3280 N. Co. Line Rd. Farwell, Michigan 48622

My story begins on a service trip to Akron, Ohio. While at lunch
with the plant manager and talking old iron hobbies, he said his
father had an old iron wheel garden tractor or two. We decided to
check them out after work. After an anxious 20 mile trip, we drove
up a shaded drive to an old farm that had old iron under every
other tree. It was like a dream come true. I was introduced to Dad
and we started to hunt the tractors. After about an hour, it
started to get dark, and we still hadn’t found the tractors.
They must have been taken to the scrap yard. Disappointment was
short lived though, as going back to the truck, behind a chicken
coop, I spotted the Bolens. It didn’t have iron wheels, but it
looked like it had promise.
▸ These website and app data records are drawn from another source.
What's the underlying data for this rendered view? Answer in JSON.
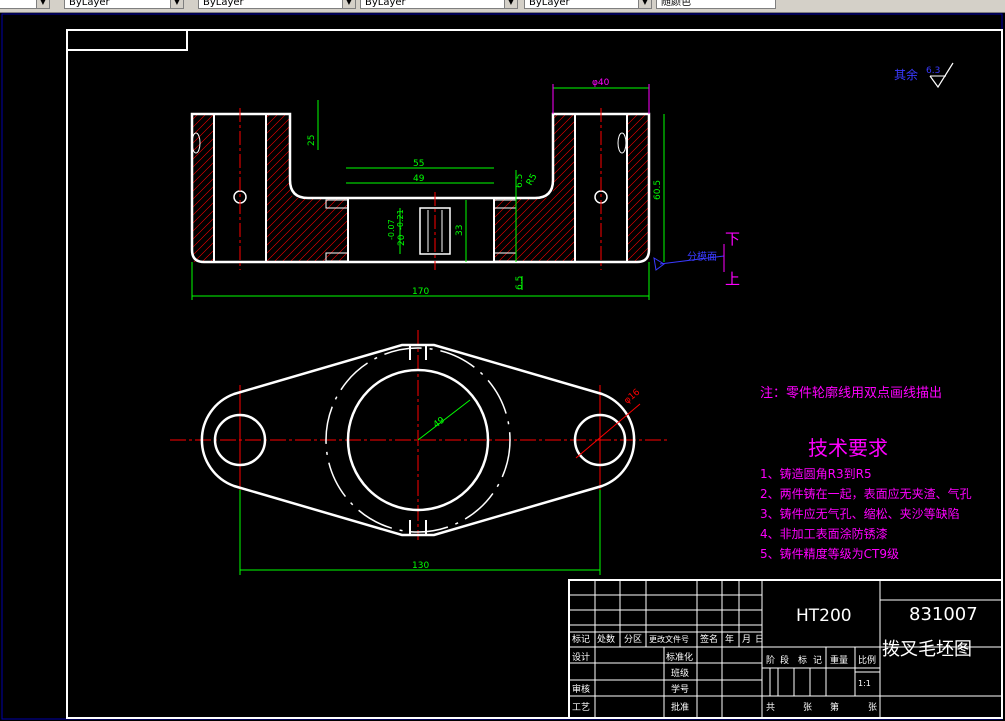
{
  "toolbar": {
    "combos": [
      "",
      "ByLayer",
      "ByLayer",
      "ByLayer",
      "随颜色"
    ]
  },
  "drawing": {
    "dims": {
      "d40": "φ40",
      "d25": "25",
      "d55": "55",
      "d49": "49",
      "d6_5a": "6.5",
      "d60_5": "60.5",
      "d33": "33",
      "d20tol_main": "20",
      "d20tol_dev": "-0.07",
      "d20tol_dev2": "-0.21",
      "d6_5b": "6.5",
      "d170": "170",
      "d130": "130",
      "d49b": "49",
      "d16": "φ16",
      "r5": "R5"
    },
    "parting_label": "分模面",
    "up": "上",
    "down": "下",
    "surface_note": "其余",
    "surface_value": "6.3",
    "outline_note": "注：零件轮廓线用双点画线描出",
    "tech_title": "技术要求",
    "tech_items": [
      "1、铸造圆角R3到R5",
      "2、两件铸在一起，表面应无夹渣、气孔",
      "3、铸件应无气孔、缩松、夹沙等缺陷",
      "4、非加工表面涂防锈漆",
      "5、铸件精度等级为CT9级"
    ]
  },
  "titleblock": {
    "material": "HT200",
    "code": "831007",
    "name": "拨叉毛坯图",
    "hdr": [
      "标记",
      "处数",
      "分区",
      "更改文件号",
      "签名",
      "年",
      "月",
      "日"
    ],
    "rows_left": [
      "设计",
      "",
      "审核",
      "工艺"
    ],
    "rows_mid": [
      "标准化",
      "班级",
      "学号",
      "批准"
    ],
    "stage": [
      "阶",
      "段",
      "标",
      "记"
    ],
    "weight": "重量",
    "scale_lbl": "比例",
    "scale": "1:1",
    "sheets": [
      "共",
      "张",
      "第",
      "张"
    ]
  },
  "colors": {
    "line": "#ffffff",
    "dim": "#00ff00",
    "center": "#ff0000",
    "note": "#ff00ff",
    "blue": "#3a3aff",
    "frame_blue": "#0000aa"
  }
}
Looking it over, it was missing the Versa Drive system and
starter. The hood was rusted, and the engine had no compression,
but the tires were up and looked like they were hardly worn.
Agreeing on a price, we pushed it to the truck and loaded it. The
service call went smoothly, and I was on my way back to Michigan
the next evening, not believing my good luck.

A complete dismantling was in order, and with a can of Areo
Kroil, every bolt was removed without breaking. Areo Kroil is
manufactured by Kano Laboratories in Nashville, Tennessee, and
works well on rusted bolts, nuts, and shafts. Every part was
sandblasted, primed, and painted with a good match of DuPont
Acrylic Lacquer.

Finding parts was most disappointing. Writing to Bolens, and
receiving a good news/bad news letter, I kept the faith. The good
news was that it is a 1958, with a 6.6 HP Kohler engine. The bad
news, no parts available. After three years at many engine shows,
and talking to everybody who would listen, still no parts. Then, at
a small engine repair shop not five miles from my house, I found
another Bolens. It was in bad shape, but it had the parts I needed.
Bringing it home had my wife shaking her head, but a few hours more
and the Bolens was moving on its own power. What a feeling of
accomplishment!

My Bolens is now 99% complete. I am still looking for the Versa
Drive belt guard. I also have a 1921 3 HP International M; a 1926 l
HP K Model Stover; and a couple of Maytag ’92s’.

I would like to thank George Carr, of Salt River Gas Engine
Show, and Gas Engine Magazine for the inspiration to this wonderful
hobby.

Gas Engine Magazine
Gas Engine Magazine
Preserving the History of Internal Combustion Engines